A screenshot from anime Drifting Home. A group of five young people sits around a low table in a Japanese-style dining room. A sixth young person is standing up, and all six are looking toward the viewer with surprised expressions. The table is covered with takeout boxes.

Image: Studio Colorido/Netflix

Hiroyasu Ishida’s (Penguin Highway) latest anime feature Drifting Home centers on childhood friends Kosuke and Natsume who, after visiting the apartment building where they used to live before it’s demolished, are transported to another dimension surrounded by a vast ocean. Stranded with their mutual friends, the two must now work together to find a way out of this strange world and back to their own.

From our review:

The handsome animation production from Studio Colorido (Penguin Highway, A Whisker Away) does a lot to sell the outlandish premise. Structures shift and break with believable weight, even though the driving action is about a building floating through the ocean like a raft. To similar effect, the young characters are all drawn with slight, gentle lines. Akihiro Nagae’s designs remain down-to-earth even with the more fantastical figures that appear to the children. The photorealistic background art contrasts modernity with midcentury, postwar architecture, but Ishida’s direction doesn’t obsess over realism. It never feels at odds with the film’s sense of peril when the director inflects broad, sometimes elastic physical comedy on the characters’ interactions with these environments, like when Kosuke daringly uses a makeshift zipwire to reach an adjacent floating building, crashes through the corrugated iron roof, and bounces off the building like a pinball.

Broad Peak

Where to watch: Available to stream on Netflix

A man in red mountain climbing gear is covered with snow, especially his beard.

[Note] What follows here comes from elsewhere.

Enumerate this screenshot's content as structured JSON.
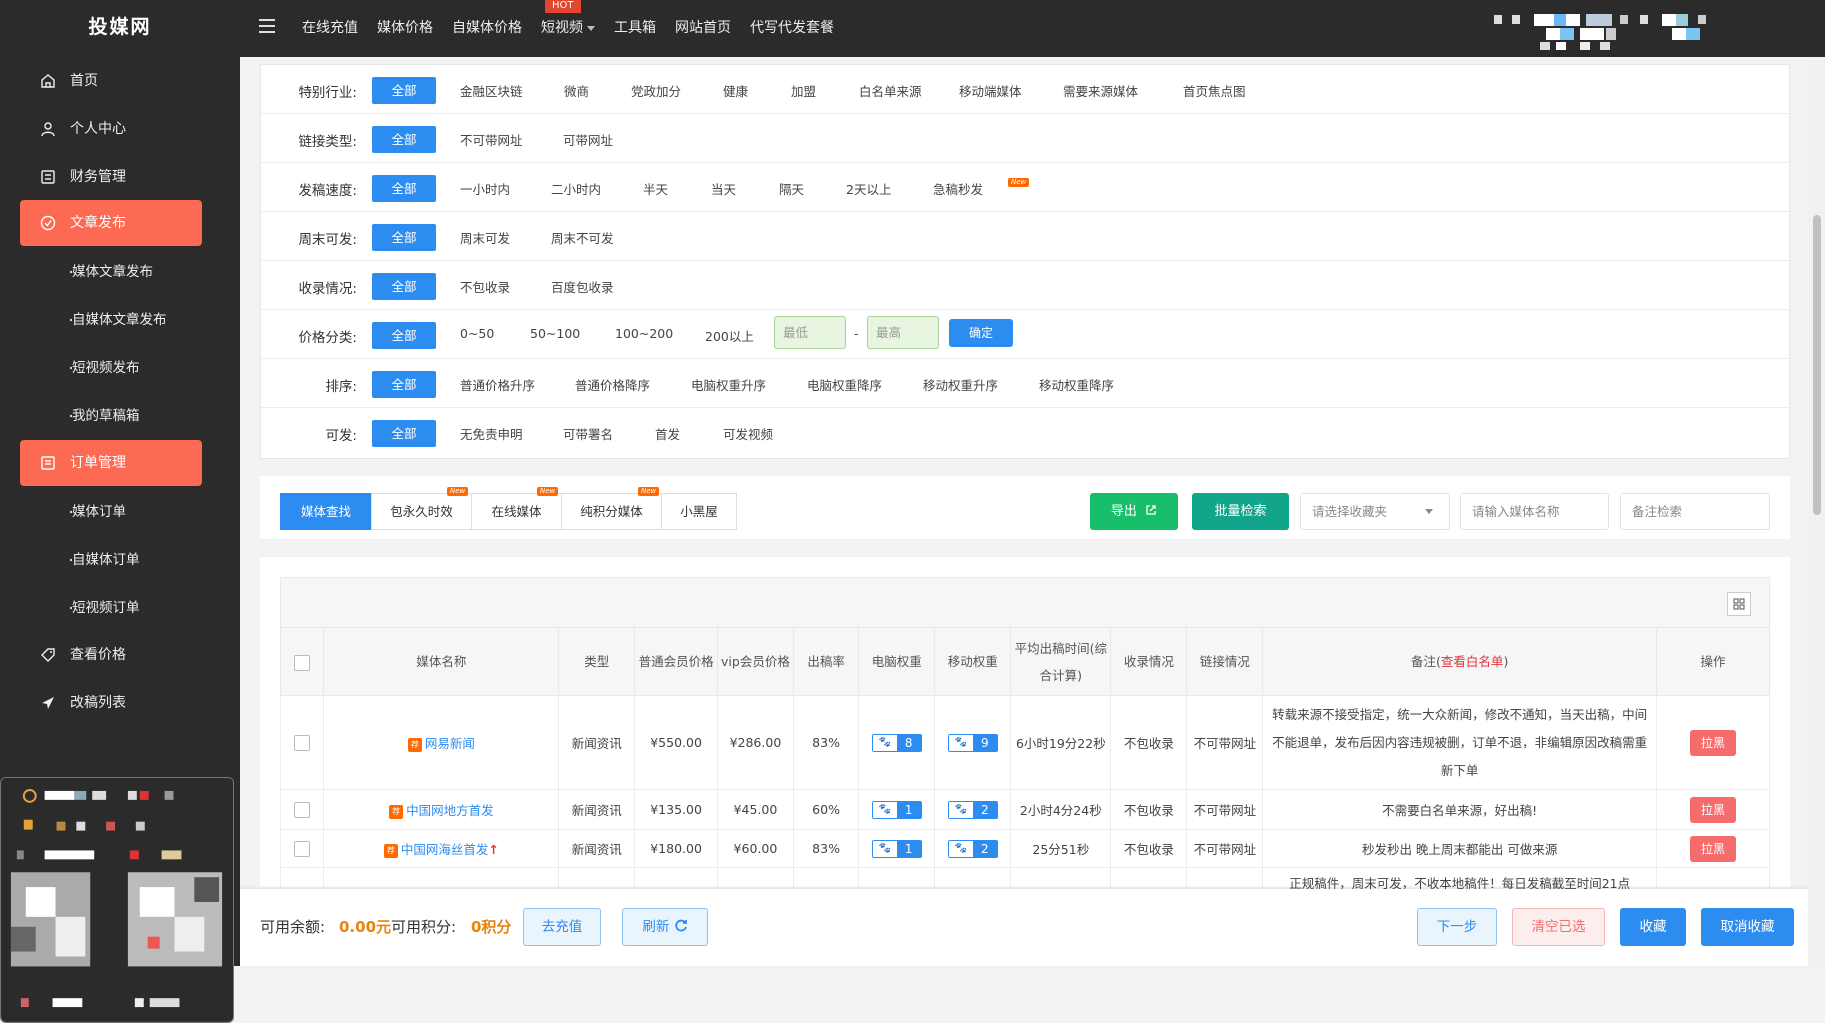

He wears a red backpack and looks above the camera, with snowy mountains behind him.

Image: Netflix

Based on the real-life story of legendary Polish mountaineer Maciej Berbeka, Broad Peak follows the story of Berbeka embarking to complete his journey to the summit of one of the most dangerous mountains in the world, nearly 25 years after his first failed expedition.


Where to watch: Available to stream on Prime Video

Channing Tatum and Lulu the Belgian Malinois crouch together in what looks like a desert area in Dog.

Photo: Hilary Bronwyn Gayle/MGM

Channing Tatum has played a dog-man before, but what about a man with a dog?

Tatum co-directed this movie with Reid Carolin, and stars as an Army Ranger mourning the loss of his friend who sets out on an extended road trip to bring his friend’s dog to the funeral.

Confess, Fletch

Where to watch: Available to rent for $19.99 on Amazon, Apple, Vudu

Jon Hamm as Fletch lounges bare-chested in a hammock in Confess, Fletch

Photo: Robert Clark/Miramax

Jon Hamm stars in this reboot of the 1980s comedy series, filling in for Chevy Chase as the quick-witted comedic detective.

From our review:

The way Hamm’s revival of the series is receiving a halfhearted dual release in some theaters and on VOD suggests how little faith Miramax has in the project. The movie, though, says otherwise. It’s fleet and amusing — the kind of comedy grown-up moviegoers used to see a lot more regularly than they do today. Comedies have fallen out of favor in a cinematic landscape that’s more devoted to Liam Neeson-style revenge movies, but Confess, Fletch is refreshing, not just for how it uses comedy, but for how it uses Jon Hamm.

Flux Gourmet

Where to watch: Available to stream on Shudder

Gwendoline Christie, in a flowing black and white outfit, and Asa Butterfield in denim look at each other on a couch in Flux Gourmet.

Image: AMC Networks

Acclaimed director Peter Strickland (The Duke of Burgundy, In Fabric) returns with this fascinating drama set at a culinary institute. The trailer promises “sensory overload,” Strickland’s typical impeccable costuming and attention to detail, and the unsettling air you often find in his movies.